One movie, one keyboard, one controller and four games. That's the video game stuff we reviewed this weekend. And these are our bottom lines on all of that...
The Bottom Line: Tron: Evolution wants to be a sexy, high-gloss Prince of Persia, trading desert sands and Arabian castles for the shining neon of the Grid. Sadly that aspiration is never fully realized, leaving us with an experience that's dull despite its brilliant glow; a game that's most impressive accomplishment is making a four to five hour adventure seem long and drawn-out. Multiplayer offers a spark of hope, but that spark dies out too quickly. It's true that the game contains scenes and background information that could enhance your appreciation of both films, but those revelations will still be fresh when Tron: Evolution hits the bargain bin.

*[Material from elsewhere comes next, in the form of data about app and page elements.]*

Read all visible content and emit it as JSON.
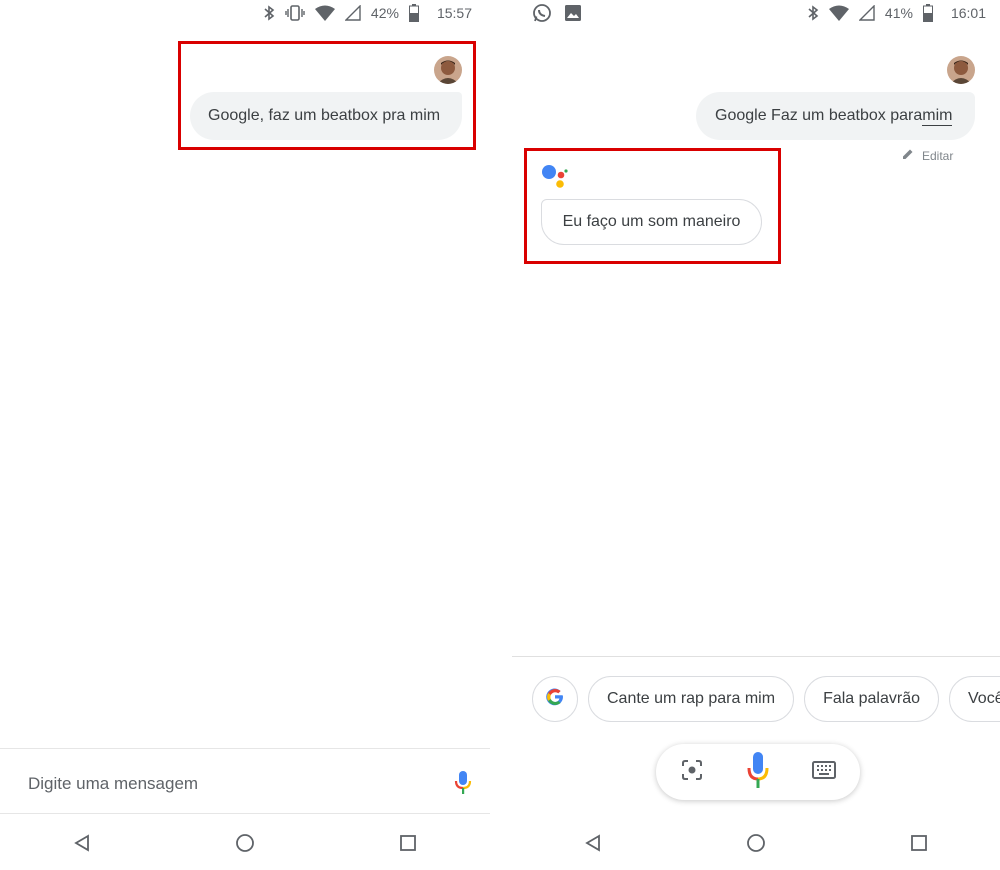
{
  "left": {
    "status": {
      "battery": "42%",
      "time": "15:57"
    },
    "user_message": "Google, faz um beatbox pra mim",
    "input_placeholder": "Digite uma mensagem"
  },
  "right": {
    "status": {
      "battery": "41%",
      "time": "16:01"
    },
    "user_message_main": "Google Faz um beatbox para ",
    "user_message_underlined": "mim",
    "edit_label": "Editar",
    "assistant_message": "Eu faço um som maneiro",
    "chips": [
      "Cante um rap para mim",
      "Fala palavrão",
      "Você"
    ]
  },
  "icons": {
    "status": [
      "bluetooth-icon",
      "vibrate-icon",
      "wifi-icon",
      "signal-icon",
      "battery-icon"
    ],
    "nav": [
      "back-icon",
      "home-icon",
      "recents-icon"
    ]
  },
  "colors": {
    "highlight": "#d90000",
    "bubble": "#f1f3f4",
    "google_blue": "#4285f4",
    "google_red": "#ea4335",
    "google_yellow": "#fbbc05",
    "google_green": "#34a853"
  }
}
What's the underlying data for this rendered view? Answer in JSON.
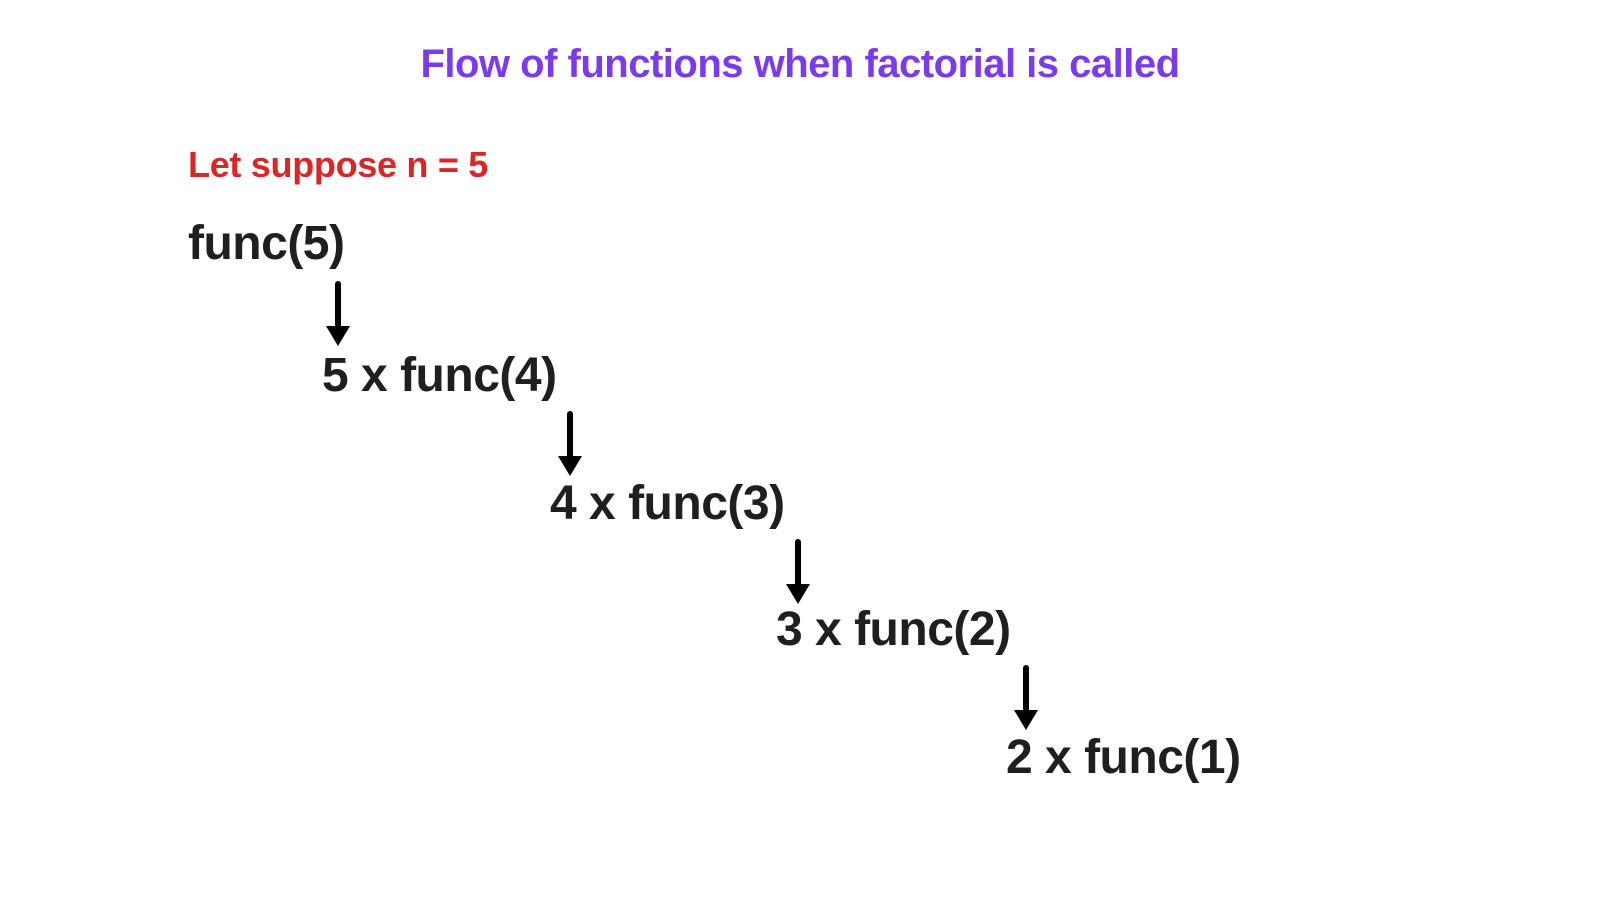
{
  "title": "Flow of functions when factorial is called",
  "suppose": "Let suppose n = 5",
  "steps": {
    "s0": "func(5)",
    "s1": "5 x func(4)",
    "s2": "4 x func(3)",
    "s3": "3 x func(2)",
    "s4": "2 x func(1)"
  }
}
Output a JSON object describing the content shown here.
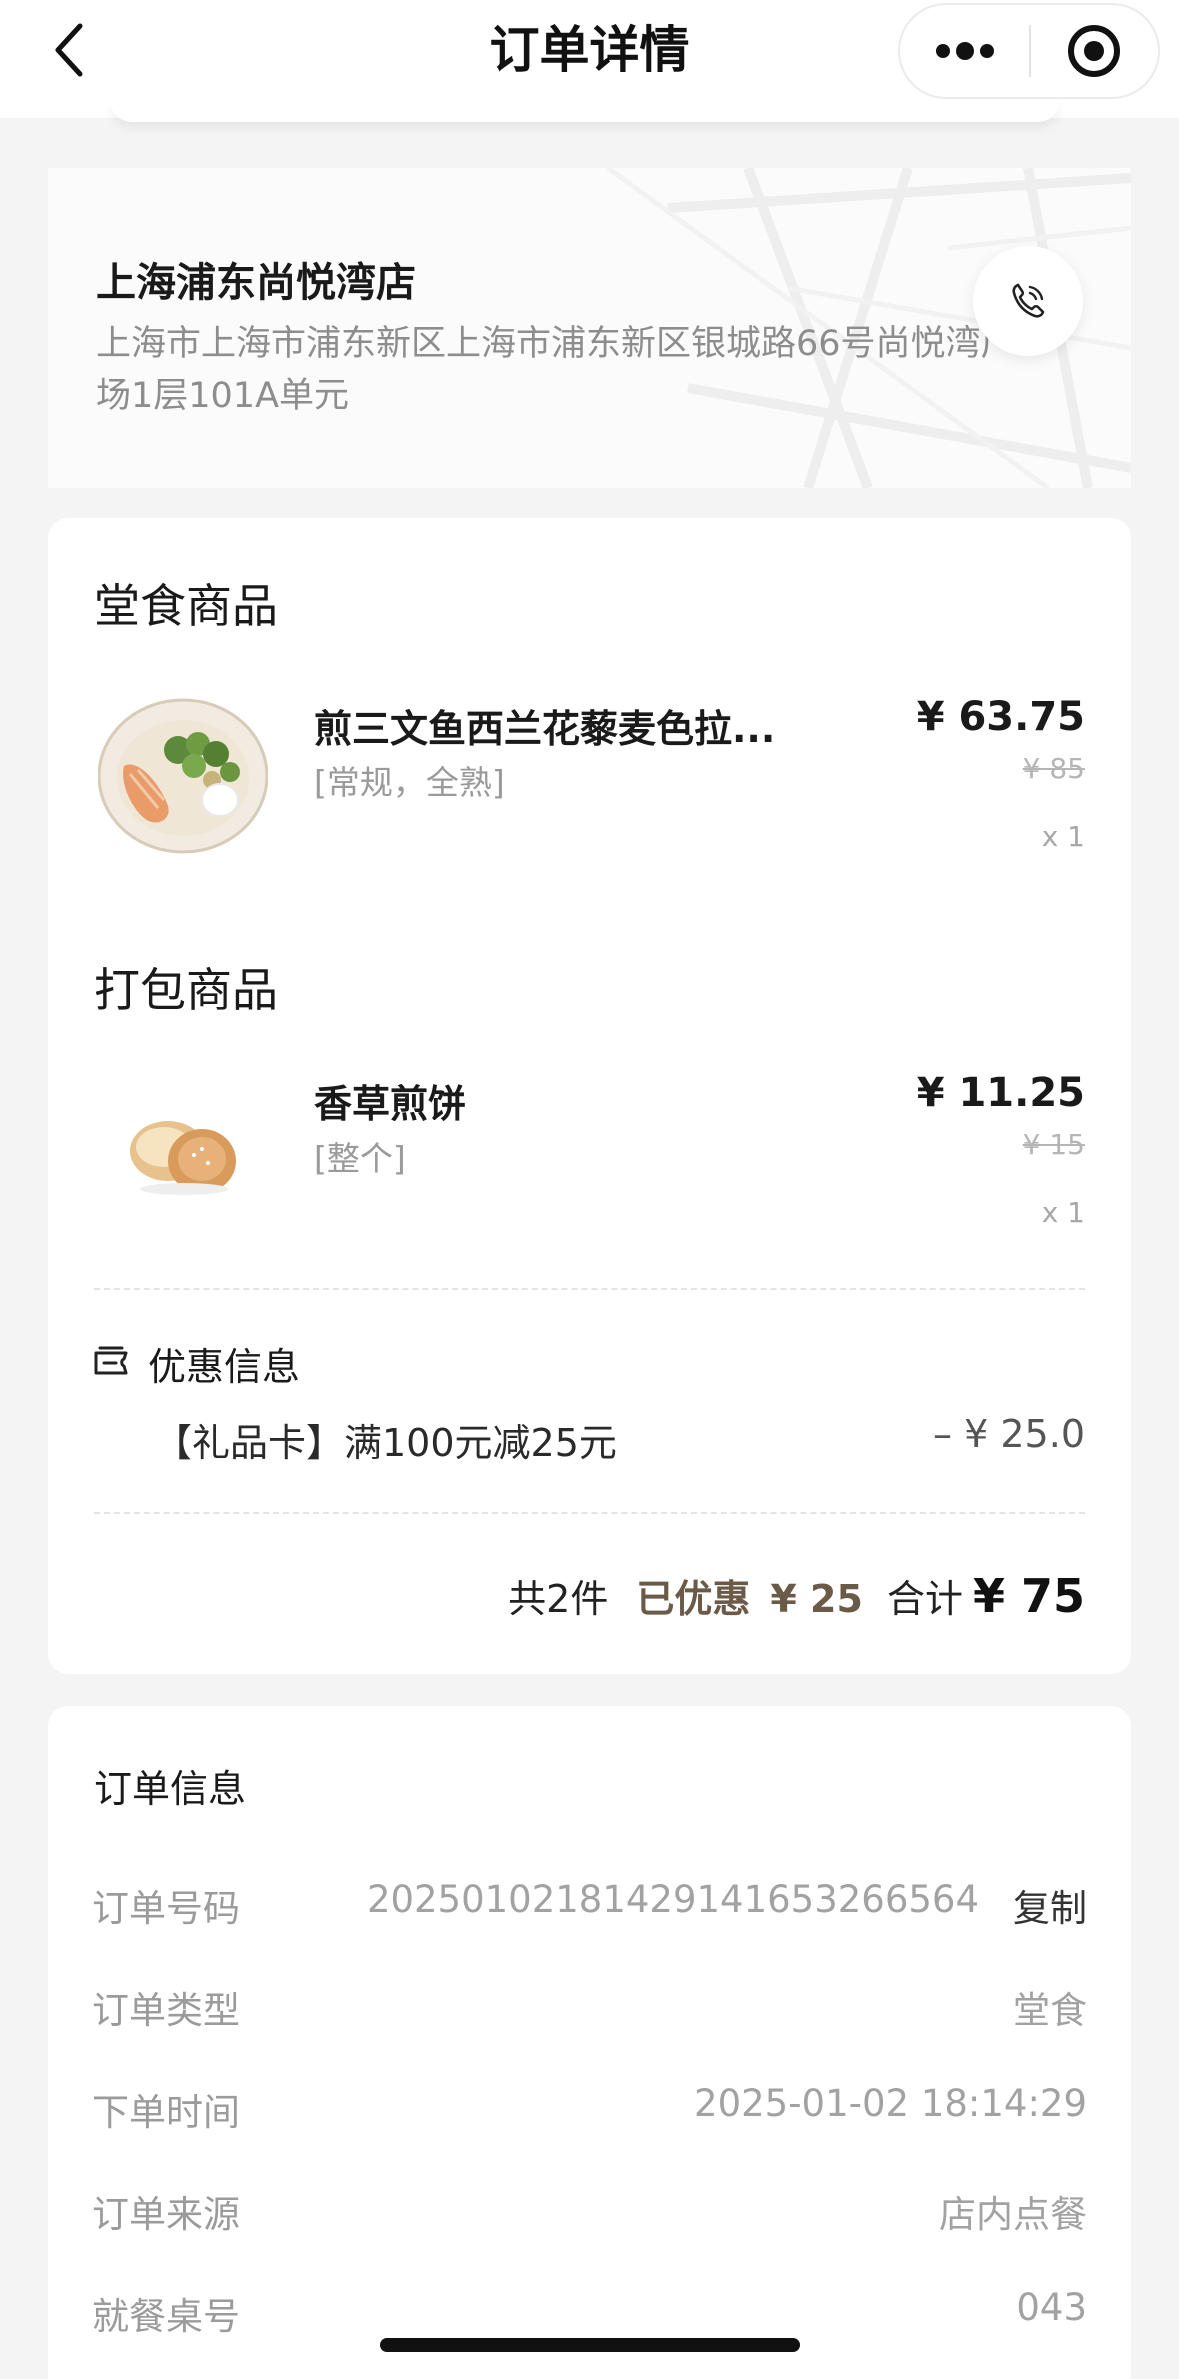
{
  "navbar": {
    "title": "订单详情",
    "back_icon": "chevron-left-icon",
    "more_icon": "more-dots-icon",
    "target_icon": "target-circle-icon"
  },
  "store": {
    "name": "上海浦东尚悦湾店",
    "address": "上海市上海市浦东新区上海市浦东新区银城路66号尚悦湾广场1层101A单元",
    "call_icon": "phone-icon"
  },
  "dine_in": {
    "section_title": "堂食商品",
    "items": [
      {
        "name": "煎三文鱼西兰花藜麦色拉...",
        "spec": "[常规，全熟]",
        "price": "¥ 63.75",
        "original_price": "¥ 85",
        "quantity": "x 1"
      }
    ]
  },
  "takeaway": {
    "section_title": "打包商品",
    "items": [
      {
        "name": "香草煎饼",
        "spec": "[整个]",
        "price": "¥ 11.25",
        "original_price": "¥ 15",
        "quantity": "x 1"
      }
    ]
  },
  "discount": {
    "title": "优惠信息",
    "icon": "ticket-icon",
    "text": "【礼品卡】满100元减25元",
    "amount": "– ¥ 25.0"
  },
  "summary": {
    "count": "共2件",
    "saved_label": "已优惠",
    "saved_value": "¥ 25",
    "total_label": "合计",
    "total_value": "¥ 75"
  },
  "order_info": {
    "title": "订单信息",
    "rows": [
      {
        "label": "订单号码",
        "value": "20250102181429141653266564",
        "action": "复制"
      },
      {
        "label": "订单类型",
        "value": "堂食"
      },
      {
        "label": "下单时间",
        "value": "2025-01-02 18:14:29"
      },
      {
        "label": "订单来源",
        "value": "店内点餐"
      },
      {
        "label": "就餐桌号",
        "value": "043"
      }
    ]
  },
  "colors": {
    "accent_brown": "#6b5a48",
    "background": "#f4f4f4"
  }
}
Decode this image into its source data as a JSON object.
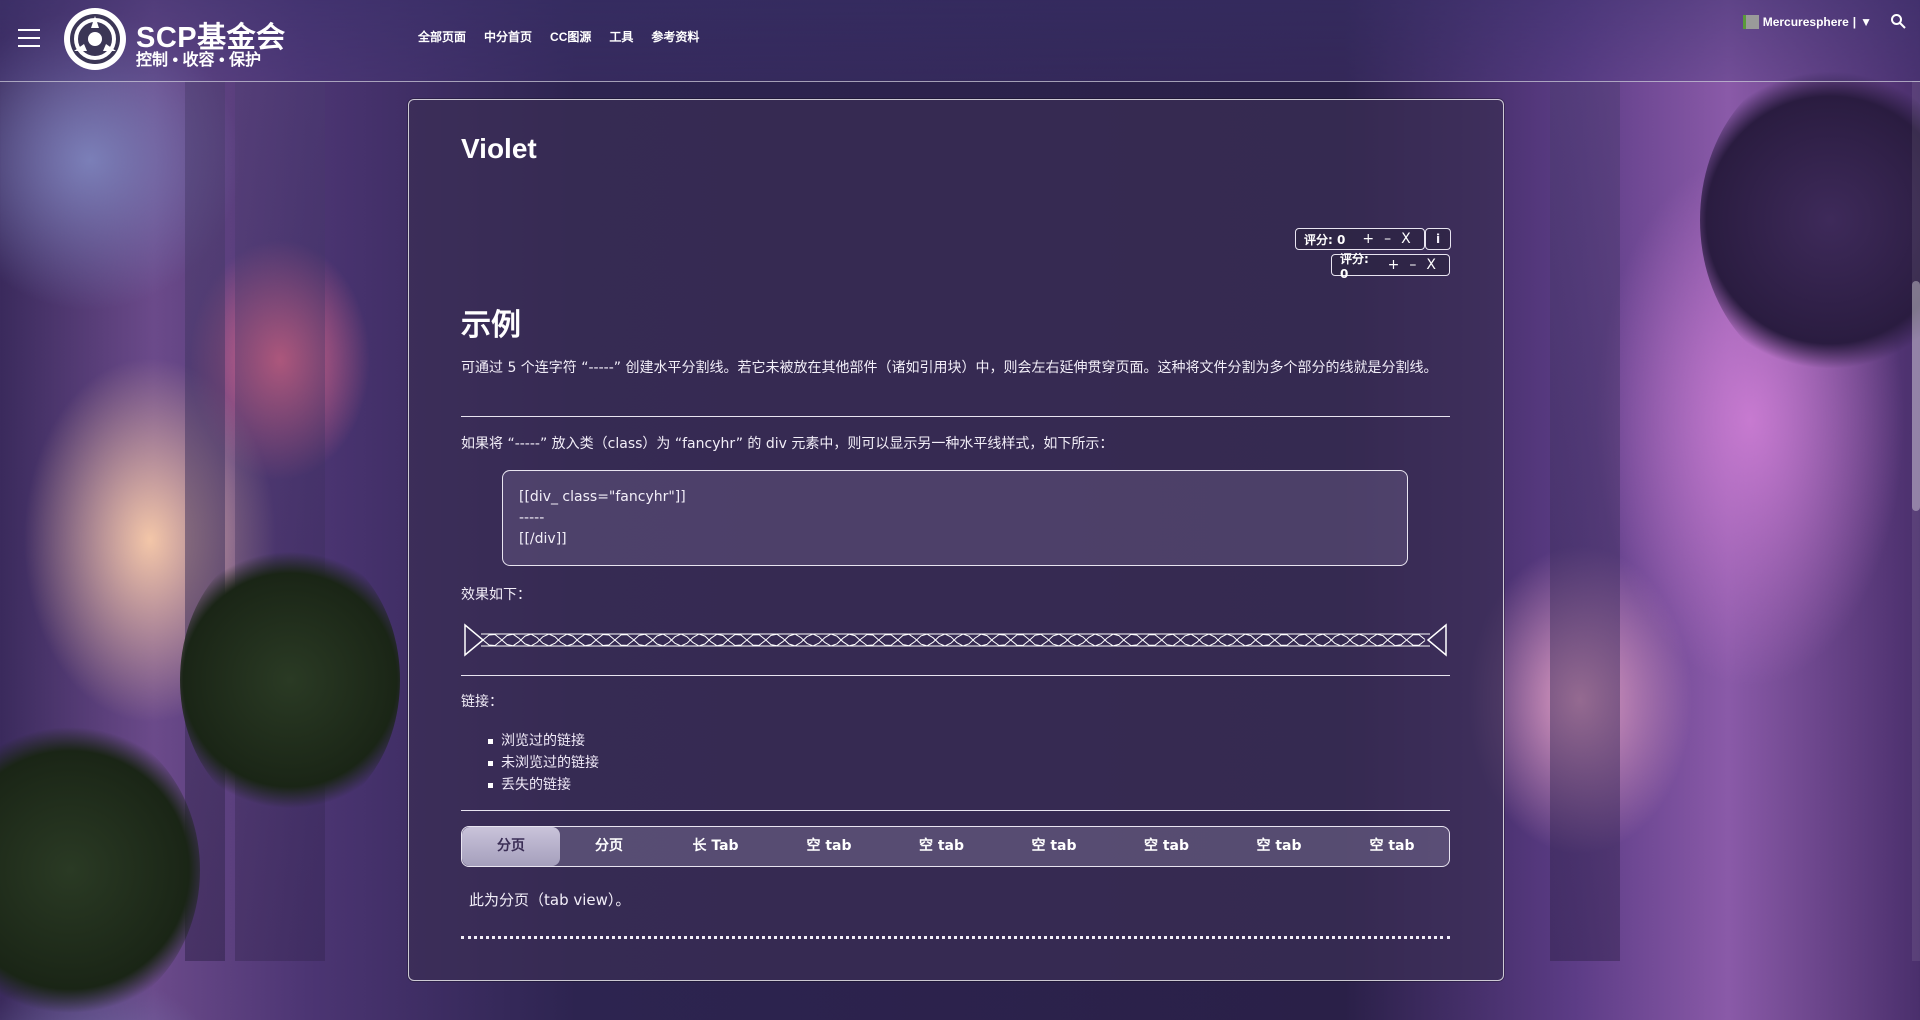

The Bottom Line: Tron: Legacy offers plenty of thrilling action, breathtaking people and places to gawk at, as well as a rock solid score from Daft Punk, but doesn't engage with a particularly meaty tale. Legacy delighted the eyes and ears, but its players were forgettable, disposable, shiny plastic things that you can't take your eyes off of.
The Bottom Line: Yes, the game is short, and sometimes I wanted the on-rails bit to stop for a second, not so I could catch my breath, but so I could look around and admire all the work that went into the game. With Rage HD's three levels, it's as though id Software put all its effort into making the most impressive iOS demo ever. Rage HD is deeply impressive, but leaves me wanting more.
The Bottom Line: Bejeweled 3 is a great sequel, one that takes its predecessor's core concept and reveals a wonderful batch of variations, all of them creative and many of them hard to abandon. In a fall rich with important video games Bejeweled 3 was still able to get its hooks in me. It's the game I wanted to show everyone, from my mom to my co-workers. Everyone who looked at it wanted to try it; everyone who tried it had a great time with it.
The Bottom Line: Can a gaming keyboard be too full-featured? With the easy-to-use customization options available on the core Steel Series Shift unit, it almost seems silly that the product has the keyset swapping function at all. I'd gladly pay $89 for a keyboard with the quality of construction and features the SteelSeries Shift has, but given a choice between it and a model that was more or less one piece, I'd go for the one that didn't split the space bar down the middle. If you see yourself regularly swapping out keyboard sets or you're looking for a keyboard that gives you the option to prove your love of World of Warcraft or Medal of Honor, then by all means partake.
The Bottom Line: Traditional controllers are very black and white: you go, you stop. That's it. But driving requires a mastery of the gray area, between fast and slow, between moving and stopping. Racing wheels offer that precision, but traditional controllers often feel as though they come up short. The HKS Racing Controller is a logical solution for those who don't have a racing wheel, but want a racing wheel experience in a control pad.
The Bottom Line: Epic Mickey is a heftier, more intellectually intriguing game than one might gather from any initial impression that mistakes it for Super Mickey Bros. Had Mickey's designers programmed a less frustrating camera and found a way to draw Mickey's world in a way that was appealing as how they drew Mickey himself, this slow burn of a game could have been great. It is, nonetheless, a smart curiosity. The game rewards dedicated players who plumb its secret pathways and travel along a heroic path that feels so unlike - and so much more interesting than - those in most of the video games we get to play.
Coming next week...more reviews, of course.